Not only for the people who can get legal assistance, but also because it can serve as a link between the Saba Legal Desk and the National Ombudsman. We can exchange information and provide even more and better assistance to people.”
Van Zutphen said that the National Ombudsman office has been investing in the Caribbean Netherlands. There is now a permanent team of five persons. Trainings and workshops have been organized about the history, culture and constitutional developments of the islands to increase the staff’s know-how. The staff also participates in language courses. The National Ombudsman team visit the Caribbean Netherlands three times per year. The budget, coming from the Ministry of Home Affairs and Kingdom Relations (BZK), has now been secured for that.
He announced that next month, February, Children’s Ombudsman Margrite Kalverboer and her team will visit the three Caribbean Netherlands. A team of the National Ombudsman will also visit the islands. Not only for the regular open office hours where people can come in to talk and file a complaint, but also to start an investigation into poverty on the islands. The team will first focus on the elderly and the (social) facilities that are available to them. After the summer, the National Ombudsman plans to investigate the situation of single parents and children. The Children’s Ombudsman will be involved in this latter part of the investigation.
“Two out of five families are living under the poverty line. That is unacceptable. I want to know how these families are doing. We want to hear the people’s stories.
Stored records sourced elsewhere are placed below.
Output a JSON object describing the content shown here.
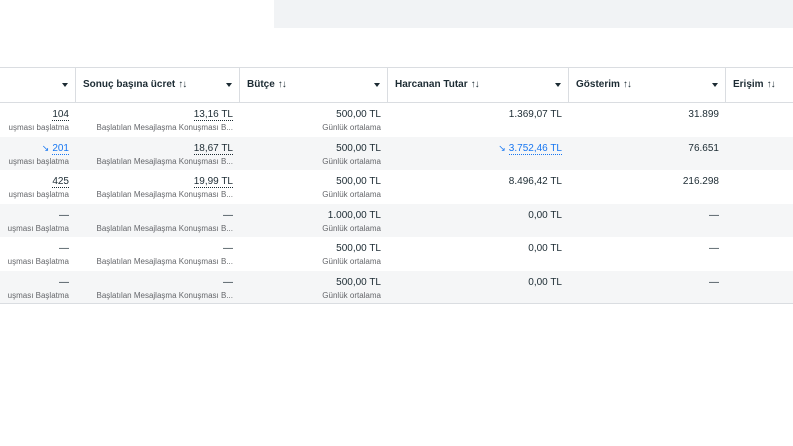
{
  "columns": [
    {
      "id": "results",
      "label": "",
      "sortable": false,
      "dropdown": true
    },
    {
      "id": "cost_per_result",
      "label": "Sonuç başına ücret",
      "sort_icon": "↑↓",
      "dropdown": true
    },
    {
      "id": "budget",
      "label": "Bütçe",
      "sort_icon": "↑↓",
      "dropdown": true
    },
    {
      "id": "amount_spent",
      "label": "Harcanan Tutar",
      "sort_icon": "↑↓",
      "dropdown": true
    },
    {
      "id": "impressions",
      "label": "Gösterim",
      "sort_icon": "↑↓",
      "dropdown": true
    },
    {
      "id": "reach",
      "label": "Erişim",
      "sort_icon": "↑↓",
      "dropdown": false
    }
  ],
  "rows": [
    {
      "results": {
        "value": "104",
        "sub": "uşması başlatma",
        "trend": false,
        "style": "dotted"
      },
      "cost": {
        "value": "13,16 TL",
        "sub": "Başlatılan Mesajlaşma Konuşması B...",
        "style": "dotted"
      },
      "budget": {
        "value": "500,00 TL",
        "sub": "Günlük ortalama"
      },
      "spent": {
        "value": "1.369,07 TL",
        "trend": false
      },
      "impressions": {
        "value": "31.899"
      }
    },
    {
      "results": {
        "value": "201",
        "sub": "uşması başlatma",
        "trend": true,
        "style": "link"
      },
      "cost": {
        "value": "18,67 TL",
        "sub": "Başlatılan Mesajlaşma Konuşması B...",
        "style": "dotted"
      },
      "budget": {
        "value": "500,00 TL",
        "sub": "Günlük ortalama"
      },
      "spent": {
        "value": "3.752,46 TL",
        "trend": true
      },
      "impressions": {
        "value": "76.651"
      }
    },
    {
      "results": {
        "value": "425",
        "sub": "uşması başlatma",
        "trend": false,
        "style": "dotted"
      },
      "cost": {
        "value": "19,99 TL",
        "sub": "Başlatılan Mesajlaşma Konuşması B...",
        "style": "dotted"
      },
      "budget": {
        "value": "500,00 TL",
        "sub": "Günlük ortalama"
      },
      "spent": {
        "value": "8.496,42 TL",
        "trend": false
      },
      "impressions": {
        "value": "216.298"
      }
    },
    {
      "results": {
        "value": "—",
        "sub": "uşması Başlatma",
        "trend": false,
        "style": "plain"
      },
      "cost": {
        "value": "—",
        "sub": "Başlatılan Mesajlaşma Konuşması B...",
        "style": "plain"
      },
      "budget": {
        "value": "1.000,00 TL",
        "sub": "Günlük ortalama"
      },
      "spent": {
        "value": "0,00 TL",
        "trend": false
      },
      "impressions": {
        "value": "—"
      }
    },
    {
      "results": {
        "value": "—",
        "sub": "uşması Başlatma",
        "trend": false,
        "style": "plain"
      },
      "cost": {
        "value": "—",
        "sub": "Başlatılan Mesajlaşma Konuşması B...",
        "style": "plain"
      },
      "budget": {
        "value": "500,00 TL",
        "sub": "Günlük ortalama"
      },
      "spent": {
        "value": "0,00 TL",
        "trend": false
      },
      "impressions": {
        "value": "—"
      }
    },
    {
      "results": {
        "value": "—",
        "sub": "uşması Başlatma",
        "trend": false,
        "style": "plain"
      },
      "cost": {
        "value": "—",
        "sub": "Başlatılan Mesajlaşma Konuşması B...",
        "style": "plain"
      },
      "budget": {
        "value": "500,00 TL",
        "sub": "Günlük ortalama"
      },
      "spent": {
        "value": "0,00 TL",
        "trend": false
      },
      "impressions": {
        "value": "—"
      }
    }
  ],
  "trend_icon": "↘",
  "colors": {
    "link": "#1877f2",
    "text": "#1c2b33",
    "muted": "#65676b",
    "border": "#dadde1",
    "alt_row": "#f5f6f7"
  }
}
Not the figures,” said Van Zutphen, who explained that the issues that these families face will be included in this investigation and the subsequent report. The National Ombudsman regularly does investigations and drafts reports about government entities and services. Last year, a report was released about the Health Insurance Office ZVK. The next report will be about the Immigration and Naturalization Service IND. The Caribbean Netherlands Police Service (KPCN) is also on the list.
More people are approaching the National Ombudsman for assistance and to file a complaint. In 2017, the total number of complaints in the Caribbean Netherlands was 150. In 2018, this number increased to about 200. “People are more familiar with us. I see it as a sign that people’s trust in us has grown. People know they can talk to us confidentially,” said Van Zutphen.